Source information
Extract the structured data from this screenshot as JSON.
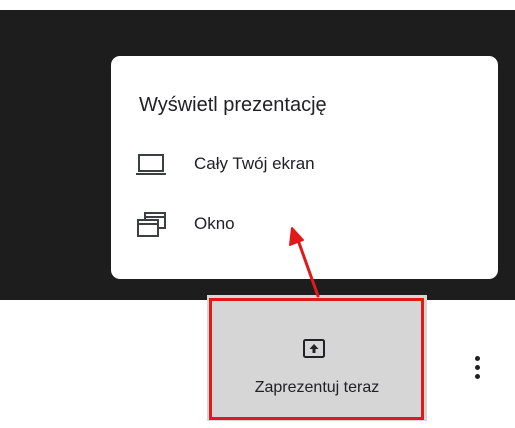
{
  "popup": {
    "title": "Wyświetl prezentację",
    "items": [
      {
        "label": "Cały Twój ekran",
        "icon": "laptop-icon"
      },
      {
        "label": "Okno",
        "icon": "window-icon"
      }
    ]
  },
  "toolbar": {
    "present_label": "Zaprezentuj teraz",
    "present_icon": "present-to-all-icon",
    "more_icon": "more-vert-icon"
  },
  "annotation": {
    "highlight_color": "#e0191b",
    "arrow_color": "#e0191b"
  },
  "colors": {
    "dark_background": "#1d1d1d",
    "button_background": "#d6d6d6"
  }
}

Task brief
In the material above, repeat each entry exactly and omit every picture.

Reply to the exercise
Extract the structured data from this screenshot as JSON.
{
  "popup": {
    "title": "Wyświetl prezentację",
    "items": [
      {
        "label": "Cały Twój ekran",
        "icon": "laptop-icon"
      },
      {
        "label": "Okno",
        "icon": "window-icon"
      }
    ]
  },
  "toolbar": {
    "present_label": "Zaprezentuj teraz",
    "present_icon": "present-to-all-icon",
    "more_icon": "more-vert-icon"
  },
  "annotation": {
    "highlight_color": "#e0191b",
    "arrow_color": "#e0191b"
  },
  "colors": {
    "dark_background": "#1d1d1d",
    "button_background": "#d6d6d6"
  }
}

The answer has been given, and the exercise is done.